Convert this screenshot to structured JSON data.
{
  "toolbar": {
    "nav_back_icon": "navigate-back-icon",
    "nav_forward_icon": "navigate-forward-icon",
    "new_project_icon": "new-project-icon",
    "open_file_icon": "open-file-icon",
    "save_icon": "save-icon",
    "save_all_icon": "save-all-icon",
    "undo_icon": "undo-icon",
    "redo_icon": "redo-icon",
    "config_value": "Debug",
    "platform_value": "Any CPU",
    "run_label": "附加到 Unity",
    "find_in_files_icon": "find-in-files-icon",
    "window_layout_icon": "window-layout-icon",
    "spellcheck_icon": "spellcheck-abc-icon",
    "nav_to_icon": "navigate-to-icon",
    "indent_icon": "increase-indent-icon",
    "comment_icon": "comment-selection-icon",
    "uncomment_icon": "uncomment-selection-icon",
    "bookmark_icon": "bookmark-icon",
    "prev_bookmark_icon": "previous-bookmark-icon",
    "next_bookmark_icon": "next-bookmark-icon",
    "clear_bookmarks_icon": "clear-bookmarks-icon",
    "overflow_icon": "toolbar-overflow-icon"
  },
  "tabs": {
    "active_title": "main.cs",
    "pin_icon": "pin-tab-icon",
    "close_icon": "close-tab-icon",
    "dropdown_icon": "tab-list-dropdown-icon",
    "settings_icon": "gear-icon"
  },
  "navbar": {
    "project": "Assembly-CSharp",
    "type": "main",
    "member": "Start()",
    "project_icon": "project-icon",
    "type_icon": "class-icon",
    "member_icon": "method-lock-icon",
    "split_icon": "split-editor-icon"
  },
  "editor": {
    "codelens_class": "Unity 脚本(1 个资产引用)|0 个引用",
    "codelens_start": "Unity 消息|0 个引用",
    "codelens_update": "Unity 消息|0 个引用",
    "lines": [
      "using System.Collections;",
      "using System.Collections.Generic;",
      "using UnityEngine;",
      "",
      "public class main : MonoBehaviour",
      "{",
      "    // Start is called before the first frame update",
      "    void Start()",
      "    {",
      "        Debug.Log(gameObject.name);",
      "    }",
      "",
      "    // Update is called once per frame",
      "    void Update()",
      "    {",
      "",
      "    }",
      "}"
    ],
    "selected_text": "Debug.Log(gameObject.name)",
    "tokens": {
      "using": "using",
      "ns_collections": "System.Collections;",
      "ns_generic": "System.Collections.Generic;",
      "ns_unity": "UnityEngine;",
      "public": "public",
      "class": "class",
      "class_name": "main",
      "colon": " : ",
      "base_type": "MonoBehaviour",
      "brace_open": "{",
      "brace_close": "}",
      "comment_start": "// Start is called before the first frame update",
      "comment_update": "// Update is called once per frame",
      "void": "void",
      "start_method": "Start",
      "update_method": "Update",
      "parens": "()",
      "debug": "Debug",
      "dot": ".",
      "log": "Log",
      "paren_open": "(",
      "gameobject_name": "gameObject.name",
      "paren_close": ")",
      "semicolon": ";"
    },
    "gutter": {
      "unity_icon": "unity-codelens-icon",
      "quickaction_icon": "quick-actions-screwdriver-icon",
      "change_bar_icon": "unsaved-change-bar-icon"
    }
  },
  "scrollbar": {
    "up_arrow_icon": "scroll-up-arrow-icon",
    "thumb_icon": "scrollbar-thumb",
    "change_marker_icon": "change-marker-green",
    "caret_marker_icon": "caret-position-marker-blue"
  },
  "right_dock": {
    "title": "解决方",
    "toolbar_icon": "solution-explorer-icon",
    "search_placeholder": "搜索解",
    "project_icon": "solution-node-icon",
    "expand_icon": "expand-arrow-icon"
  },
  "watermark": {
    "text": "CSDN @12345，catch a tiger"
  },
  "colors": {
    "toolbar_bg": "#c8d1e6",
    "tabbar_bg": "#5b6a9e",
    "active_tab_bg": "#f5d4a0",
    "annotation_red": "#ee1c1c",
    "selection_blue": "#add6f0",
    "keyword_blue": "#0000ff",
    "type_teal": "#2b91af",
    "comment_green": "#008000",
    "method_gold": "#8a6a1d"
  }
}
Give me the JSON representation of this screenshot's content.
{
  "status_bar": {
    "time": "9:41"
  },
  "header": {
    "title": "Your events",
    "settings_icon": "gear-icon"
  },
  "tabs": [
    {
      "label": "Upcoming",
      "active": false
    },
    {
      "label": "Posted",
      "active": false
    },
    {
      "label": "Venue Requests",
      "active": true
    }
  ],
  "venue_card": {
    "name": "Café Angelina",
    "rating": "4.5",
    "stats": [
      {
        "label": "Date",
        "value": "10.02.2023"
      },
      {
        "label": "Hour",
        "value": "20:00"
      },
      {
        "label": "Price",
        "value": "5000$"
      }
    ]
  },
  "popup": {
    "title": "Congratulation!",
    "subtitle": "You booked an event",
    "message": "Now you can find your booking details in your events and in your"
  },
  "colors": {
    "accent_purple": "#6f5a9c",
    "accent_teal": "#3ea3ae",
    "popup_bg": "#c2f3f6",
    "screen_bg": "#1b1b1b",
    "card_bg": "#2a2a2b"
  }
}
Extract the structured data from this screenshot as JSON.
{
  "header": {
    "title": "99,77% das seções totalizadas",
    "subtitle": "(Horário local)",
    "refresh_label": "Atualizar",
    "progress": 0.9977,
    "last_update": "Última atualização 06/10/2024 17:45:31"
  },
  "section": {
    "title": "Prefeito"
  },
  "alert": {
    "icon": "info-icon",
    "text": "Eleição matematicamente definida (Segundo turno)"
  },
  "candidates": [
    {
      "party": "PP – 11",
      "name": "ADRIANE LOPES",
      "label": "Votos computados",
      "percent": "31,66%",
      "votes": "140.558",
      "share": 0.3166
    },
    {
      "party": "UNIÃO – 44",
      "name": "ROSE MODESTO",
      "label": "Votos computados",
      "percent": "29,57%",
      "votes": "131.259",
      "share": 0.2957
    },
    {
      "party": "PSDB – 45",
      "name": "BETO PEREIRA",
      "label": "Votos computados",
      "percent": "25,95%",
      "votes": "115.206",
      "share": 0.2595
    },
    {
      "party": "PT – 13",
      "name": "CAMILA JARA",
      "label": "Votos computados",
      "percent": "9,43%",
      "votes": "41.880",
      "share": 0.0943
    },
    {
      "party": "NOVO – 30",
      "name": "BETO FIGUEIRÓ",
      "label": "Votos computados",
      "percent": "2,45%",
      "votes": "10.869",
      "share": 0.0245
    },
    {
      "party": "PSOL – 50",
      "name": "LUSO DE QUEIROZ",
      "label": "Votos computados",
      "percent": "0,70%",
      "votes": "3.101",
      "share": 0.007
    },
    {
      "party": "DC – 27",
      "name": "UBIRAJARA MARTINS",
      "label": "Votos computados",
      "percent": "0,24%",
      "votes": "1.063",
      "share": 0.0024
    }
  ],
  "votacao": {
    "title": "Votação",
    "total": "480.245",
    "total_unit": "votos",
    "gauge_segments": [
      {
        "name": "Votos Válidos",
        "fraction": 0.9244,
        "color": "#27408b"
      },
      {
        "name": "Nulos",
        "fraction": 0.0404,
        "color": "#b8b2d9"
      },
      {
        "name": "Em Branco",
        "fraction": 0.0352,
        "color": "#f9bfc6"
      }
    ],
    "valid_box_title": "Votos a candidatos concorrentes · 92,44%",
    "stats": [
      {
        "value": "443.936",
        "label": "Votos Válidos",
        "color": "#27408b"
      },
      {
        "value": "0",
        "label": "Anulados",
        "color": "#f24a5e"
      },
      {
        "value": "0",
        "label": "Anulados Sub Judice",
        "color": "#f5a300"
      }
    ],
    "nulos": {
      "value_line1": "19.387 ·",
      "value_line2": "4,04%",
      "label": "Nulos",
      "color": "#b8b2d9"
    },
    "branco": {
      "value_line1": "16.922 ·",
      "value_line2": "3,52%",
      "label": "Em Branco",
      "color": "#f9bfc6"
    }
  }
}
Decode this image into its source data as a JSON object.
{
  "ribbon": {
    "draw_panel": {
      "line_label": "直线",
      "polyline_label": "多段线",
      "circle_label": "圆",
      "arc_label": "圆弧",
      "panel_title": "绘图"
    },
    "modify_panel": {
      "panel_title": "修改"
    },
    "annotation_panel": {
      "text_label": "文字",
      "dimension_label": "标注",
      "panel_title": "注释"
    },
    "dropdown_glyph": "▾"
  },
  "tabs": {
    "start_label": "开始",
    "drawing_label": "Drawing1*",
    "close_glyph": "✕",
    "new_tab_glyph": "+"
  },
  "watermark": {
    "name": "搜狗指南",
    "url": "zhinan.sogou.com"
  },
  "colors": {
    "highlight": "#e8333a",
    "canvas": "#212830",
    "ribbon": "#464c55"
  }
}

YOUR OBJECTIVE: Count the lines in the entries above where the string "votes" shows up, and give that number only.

TASK OUTPUT: 7